MATERIAL FOR THIS TASK -
◇ ◇ ◇ ◇

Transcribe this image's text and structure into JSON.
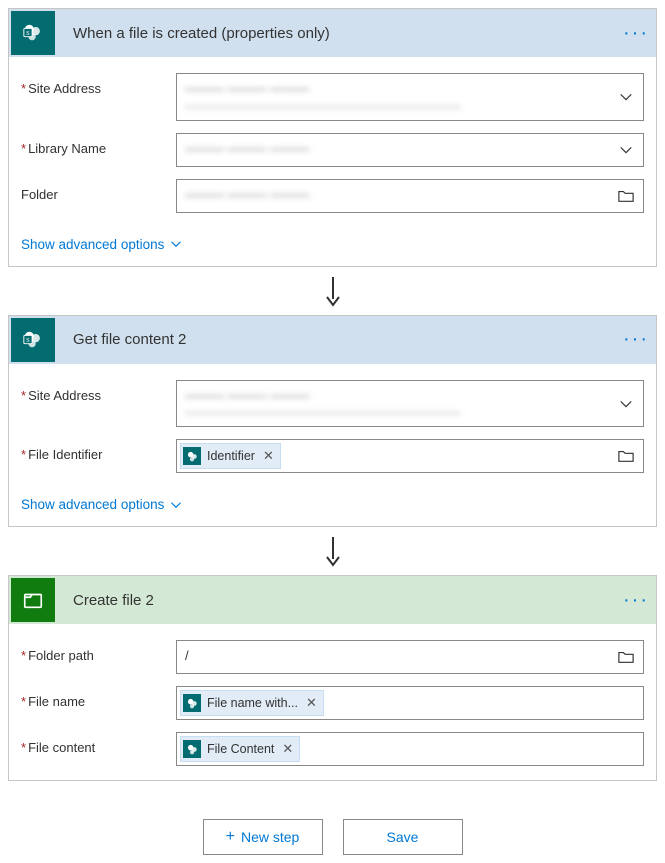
{
  "step1": {
    "title": "When a file is created (properties only)",
    "fields": {
      "siteAddress": {
        "label": "Site Address",
        "required": true,
        "line1": "——— ——— ———",
        "line2": "———————————————————————"
      },
      "libraryName": {
        "label": "Library Name",
        "required": true,
        "line1": "——— ——— ———",
        "line2": ""
      },
      "folder": {
        "label": "Folder",
        "required": false,
        "line1": "——— ——— ———"
      }
    },
    "advanced": "Show advanced options"
  },
  "step2": {
    "title": "Get file content 2",
    "fields": {
      "siteAddress": {
        "label": "Site Address",
        "required": true,
        "line1": "——— ——— ———",
        "line2": "———————————————————————"
      },
      "fileIdentifier": {
        "label": "File Identifier",
        "required": true,
        "token": "Identifier"
      }
    },
    "advanced": "Show advanced options"
  },
  "step3": {
    "title": "Create file 2",
    "fields": {
      "folderPath": {
        "label": "Folder path",
        "required": true,
        "value": "/"
      },
      "fileName": {
        "label": "File name",
        "required": true,
        "token": "File name with..."
      },
      "fileContent": {
        "label": "File content",
        "required": true,
        "token": "File Content"
      }
    }
  },
  "footer": {
    "newStep": "New step",
    "save": "Save"
  },
  "icons": {
    "menu": "···"
  }
}
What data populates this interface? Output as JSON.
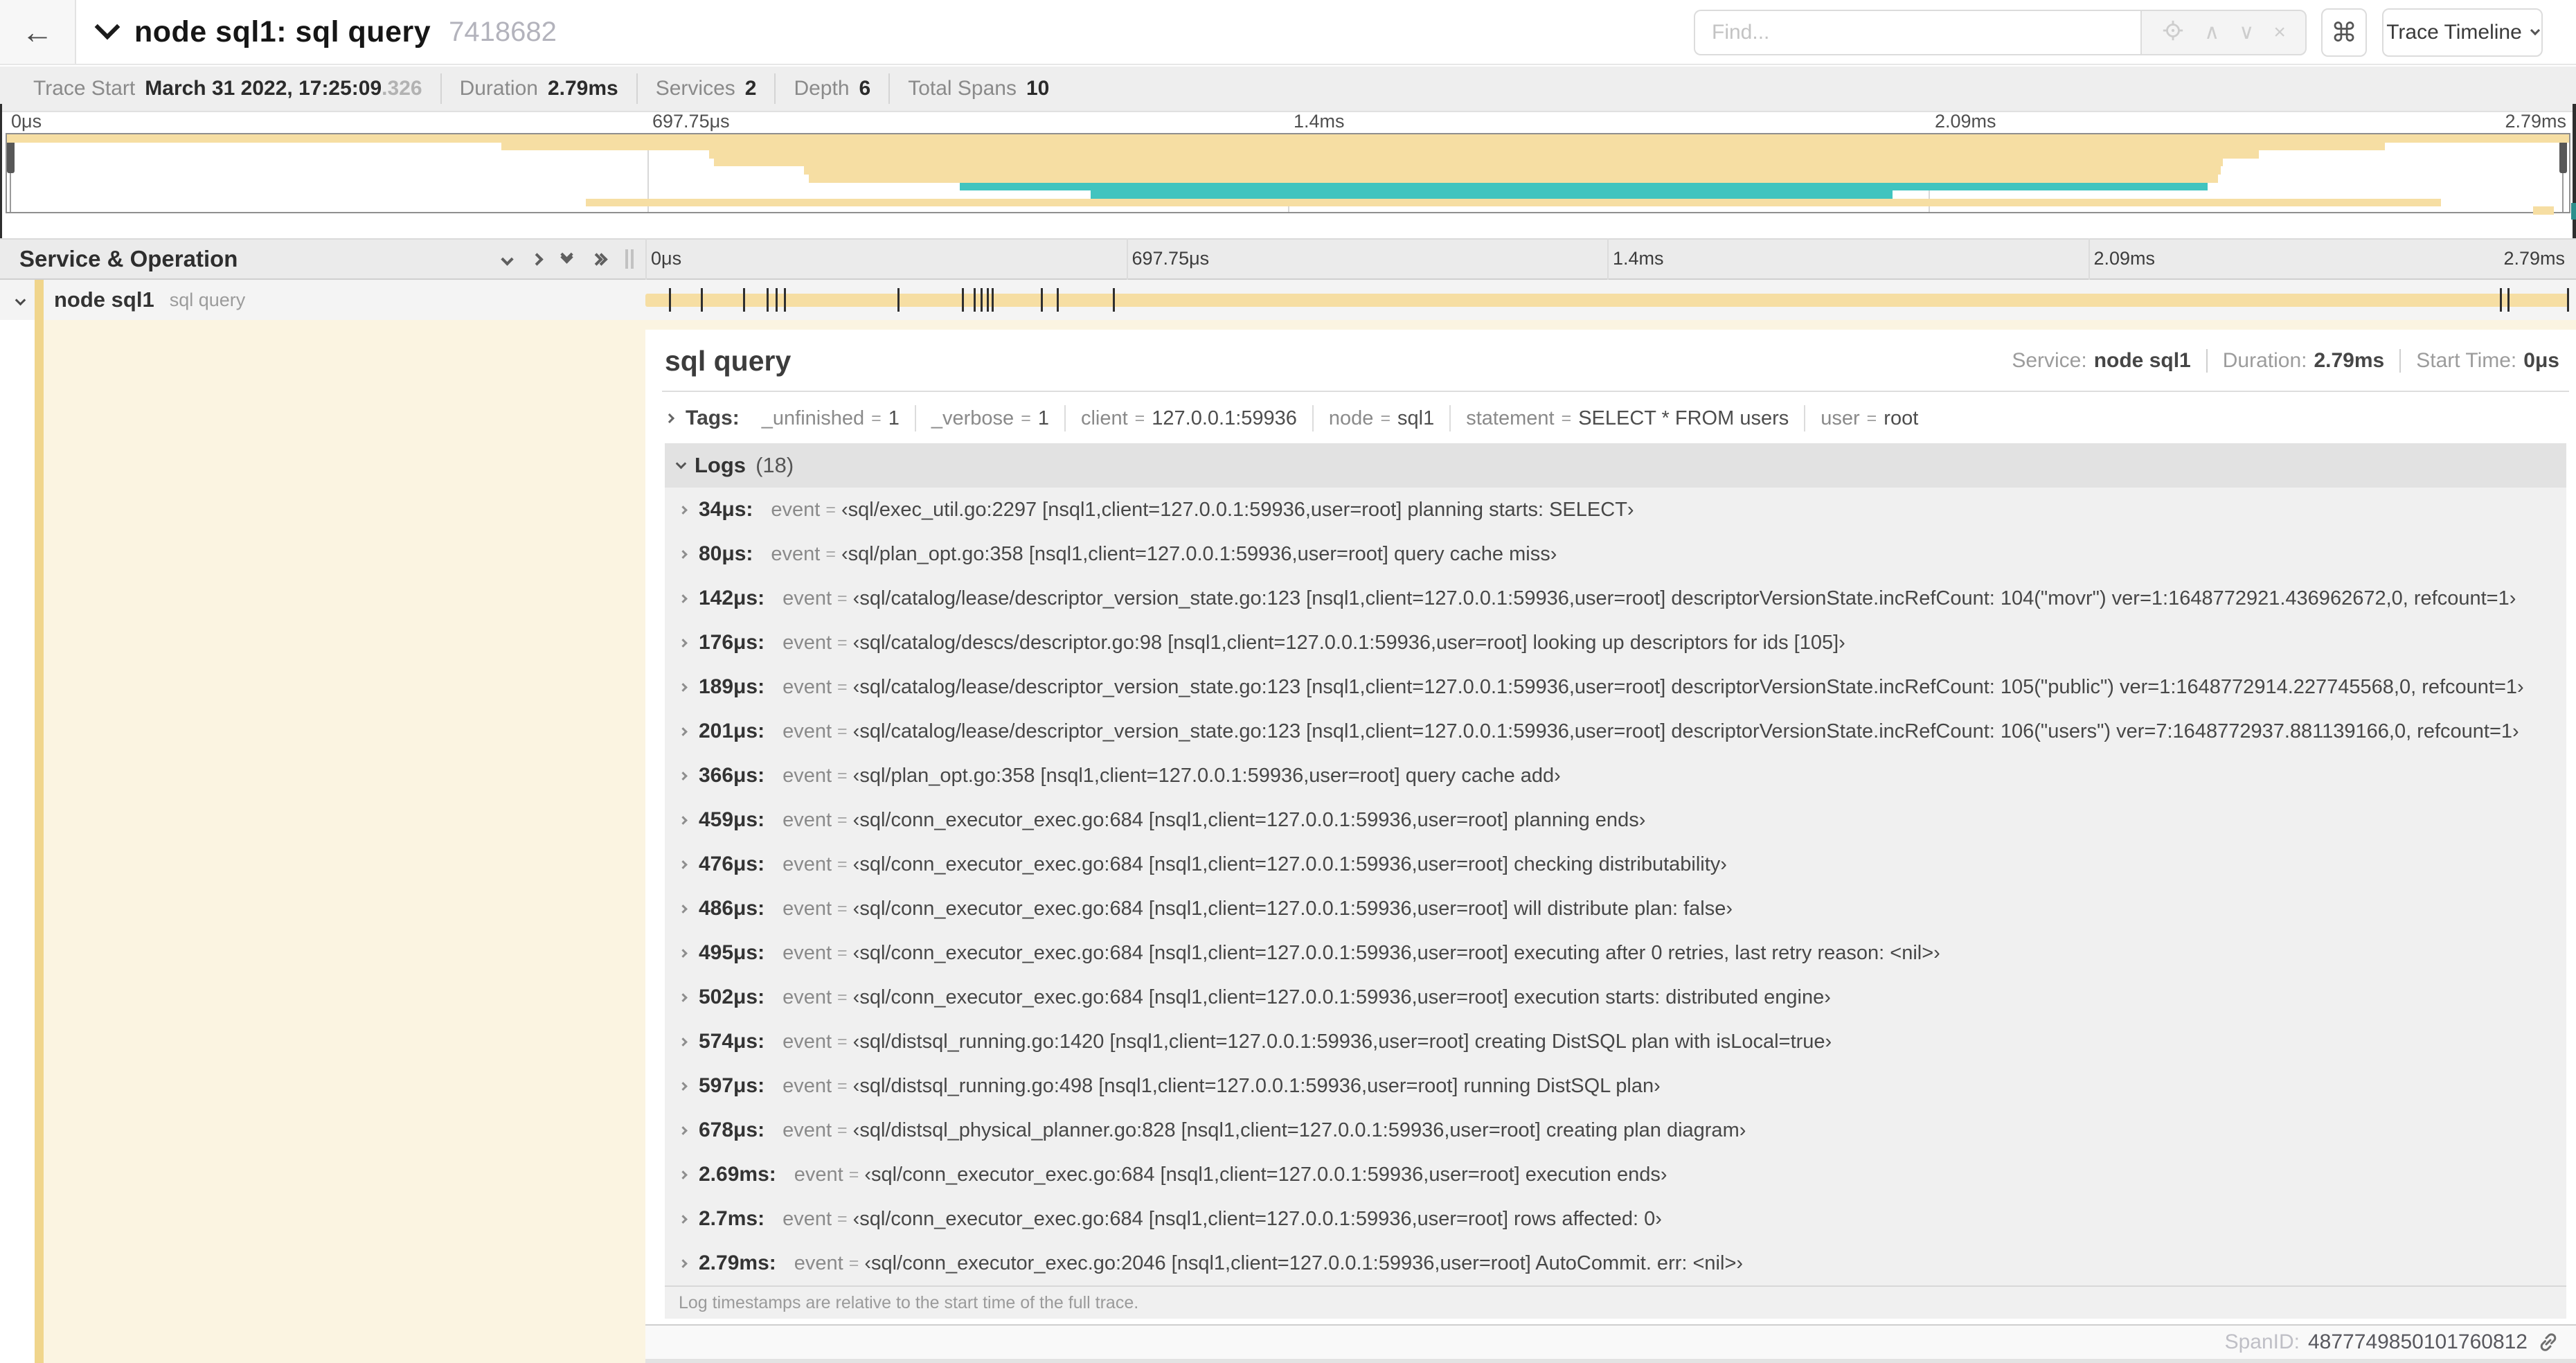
{
  "app": {
    "title": "node sql1: sql query",
    "trace_id": "7418682"
  },
  "icons": {
    "back": "←",
    "command": "⌘",
    "find_prev": "∧",
    "find_next": "∨",
    "find_clear": "×"
  },
  "header": {
    "find_placeholder": "Find...",
    "view_selector_label": "Trace Timeline"
  },
  "summary": {
    "items": [
      {
        "label": "Trace Start",
        "value": "March 31 2022, 17:25:09",
        "suffix": ".326"
      },
      {
        "label": "Duration",
        "value": "2.79ms",
        "suffix": ""
      },
      {
        "label": "Services",
        "value": "2",
        "suffix": ""
      },
      {
        "label": "Depth",
        "value": "6",
        "suffix": ""
      },
      {
        "label": "Total Spans",
        "value": "10",
        "suffix": ""
      }
    ]
  },
  "timeline": {
    "left_header": "Service & Operation",
    "ruler_labels": [
      {
        "label": "0μs",
        "pct": 0
      },
      {
        "label": "697.75μs",
        "pct": 25
      },
      {
        "label": "1.4ms",
        "pct": 50
      },
      {
        "label": "2.09ms",
        "pct": 75
      },
      {
        "label": "2.79ms",
        "pct": 100
      }
    ],
    "minimap_gridlines_pct": [
      25,
      50,
      75
    ],
    "main_gridlines_pct": [
      0,
      25,
      50,
      75
    ],
    "minimap_bars": [
      {
        "row": 0,
        "start": 0,
        "end": 100,
        "color": "tan"
      },
      {
        "row": 1,
        "start": 19.3,
        "end": 92.8,
        "color": "tan"
      },
      {
        "row": 2,
        "start": 27.4,
        "end": 87.9,
        "color": "tan"
      },
      {
        "row": 3,
        "start": 27.6,
        "end": 86.5,
        "color": "tan"
      },
      {
        "row": 4,
        "start": 31.1,
        "end": 86.4,
        "color": "tan"
      },
      {
        "row": 5,
        "start": 31.3,
        "end": 86.3,
        "color": "tan"
      },
      {
        "row": 6,
        "start": 37.2,
        "end": 85.9,
        "color": "teal"
      },
      {
        "row": 7,
        "start": 42.3,
        "end": 73.6,
        "color": "teal"
      },
      {
        "row": 8,
        "start": 22.6,
        "end": 95.0,
        "color": "tan"
      },
      {
        "row": 9,
        "start": 98.6,
        "end": 99.4,
        "color": "tan"
      }
    ]
  },
  "span_row": {
    "service": "node sql1",
    "operation": "sql query",
    "bar_start_pct": 0,
    "bar_end_pct": 100,
    "log_tick_pcts": [
      1.22,
      2.87,
      5.09,
      6.31,
      6.77,
      7.2,
      13.12,
      16.45,
      17.06,
      17.42,
      17.74,
      18.0,
      20.57,
      21.4,
      24.3,
      96.4,
      96.8,
      100
    ]
  },
  "detail": {
    "operation": "sql query",
    "service_label": "Service:",
    "service": "node sql1",
    "duration_label": "Duration:",
    "duration": "2.79ms",
    "start_label": "Start Time:",
    "start_time": "0μs",
    "eq_sign": "=",
    "tags_label": "Tags:",
    "tags": [
      {
        "key": "_unfinished",
        "value": "1"
      },
      {
        "key": "_verbose",
        "value": "1"
      },
      {
        "key": "client",
        "value": "127.0.0.1:59936"
      },
      {
        "key": "node",
        "value": "sql1"
      },
      {
        "key": "statement",
        "value": "SELECT * FROM users"
      },
      {
        "key": "user",
        "value": "root"
      }
    ],
    "logs_label": "Logs",
    "logs_count": "(18)",
    "logs": [
      {
        "time": "34μs:",
        "key": "event",
        "value": "‹sql/exec_util.go:2297 [nsql1,client=127.0.0.1:59936,user=root] planning starts: SELECT›"
      },
      {
        "time": "80μs:",
        "key": "event",
        "value": "‹sql/plan_opt.go:358 [nsql1,client=127.0.0.1:59936,user=root] query cache miss›"
      },
      {
        "time": "142μs:",
        "key": "event",
        "value": "‹sql/catalog/lease/descriptor_version_state.go:123 [nsql1,client=127.0.0.1:59936,user=root] descriptorVersionState.incRefCount: 104(\"movr\") ver=1:1648772921.436962672,0, refcount=1›"
      },
      {
        "time": "176μs:",
        "key": "event",
        "value": "‹sql/catalog/descs/descriptor.go:98 [nsql1,client=127.0.0.1:59936,user=root] looking up descriptors for ids [105]›"
      },
      {
        "time": "189μs:",
        "key": "event",
        "value": "‹sql/catalog/lease/descriptor_version_state.go:123 [nsql1,client=127.0.0.1:59936,user=root] descriptorVersionState.incRefCount: 105(\"public\") ver=1:1648772914.227745568,0, refcount=1›"
      },
      {
        "time": "201μs:",
        "key": "event",
        "value": "‹sql/catalog/lease/descriptor_version_state.go:123 [nsql1,client=127.0.0.1:59936,user=root] descriptorVersionState.incRefCount: 106(\"users\") ver=7:1648772937.881139166,0, refcount=1›"
      },
      {
        "time": "366μs:",
        "key": "event",
        "value": "‹sql/plan_opt.go:358 [nsql1,client=127.0.0.1:59936,user=root] query cache add›"
      },
      {
        "time": "459μs:",
        "key": "event",
        "value": "‹sql/conn_executor_exec.go:684 [nsql1,client=127.0.0.1:59936,user=root] planning ends›"
      },
      {
        "time": "476μs:",
        "key": "event",
        "value": "‹sql/conn_executor_exec.go:684 [nsql1,client=127.0.0.1:59936,user=root] checking distributability›"
      },
      {
        "time": "486μs:",
        "key": "event",
        "value": "‹sql/conn_executor_exec.go:684 [nsql1,client=127.0.0.1:59936,user=root] will distribute plan: false›"
      },
      {
        "time": "495μs:",
        "key": "event",
        "value": "‹sql/conn_executor_exec.go:684 [nsql1,client=127.0.0.1:59936,user=root] executing after 0 retries, last retry reason: <nil>›"
      },
      {
        "time": "502μs:",
        "key": "event",
        "value": "‹sql/conn_executor_exec.go:684 [nsql1,client=127.0.0.1:59936,user=root] execution starts: distributed engine›"
      },
      {
        "time": "574μs:",
        "key": "event",
        "value": "‹sql/distsql_running.go:1420 [nsql1,client=127.0.0.1:59936,user=root] creating DistSQL plan with isLocal=true›"
      },
      {
        "time": "597μs:",
        "key": "event",
        "value": "‹sql/distsql_running.go:498 [nsql1,client=127.0.0.1:59936,user=root] running DistSQL plan›"
      },
      {
        "time": "678μs:",
        "key": "event",
        "value": "‹sql/distsql_physical_planner.go:828 [nsql1,client=127.0.0.1:59936,user=root] creating plan diagram›"
      },
      {
        "time": "2.69ms:",
        "key": "event",
        "value": "‹sql/conn_executor_exec.go:684 [nsql1,client=127.0.0.1:59936,user=root] execution ends›"
      },
      {
        "time": "2.7ms:",
        "key": "event",
        "value": "‹sql/conn_executor_exec.go:684 [nsql1,client=127.0.0.1:59936,user=root] rows affected: 0›"
      },
      {
        "time": "2.79ms:",
        "key": "event",
        "value": "‹sql/conn_executor_exec.go:2046 [nsql1,client=127.0.0.1:59936,user=root] AutoCommit. err: <nil>›"
      }
    ],
    "footer_note": "Log timestamps are relative to the start time of the full trace.",
    "spanid_label": "SpanID:",
    "spanid_value": "4877749850101760812"
  },
  "colors": {
    "tan": "#F6DEA3",
    "tan_accent": "#F0D58C",
    "teal": "#41C4BF",
    "cream": "#FBF4E1"
  }
}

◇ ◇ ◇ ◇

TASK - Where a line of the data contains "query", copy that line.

EXERCISE OUTPUT -
    "title": "node sql1: sql query",
    "operation": "sql query",
    "operation": "sql query",
        "value": "‹sql/plan_opt.go:358 [nsql1,client=127.0.0.1:59936,user=root] query cache miss›"
        "value": "‹sql/plan_opt.go:358 [nsql1,client=127.0.0.1:59936,user=root] query cache add›"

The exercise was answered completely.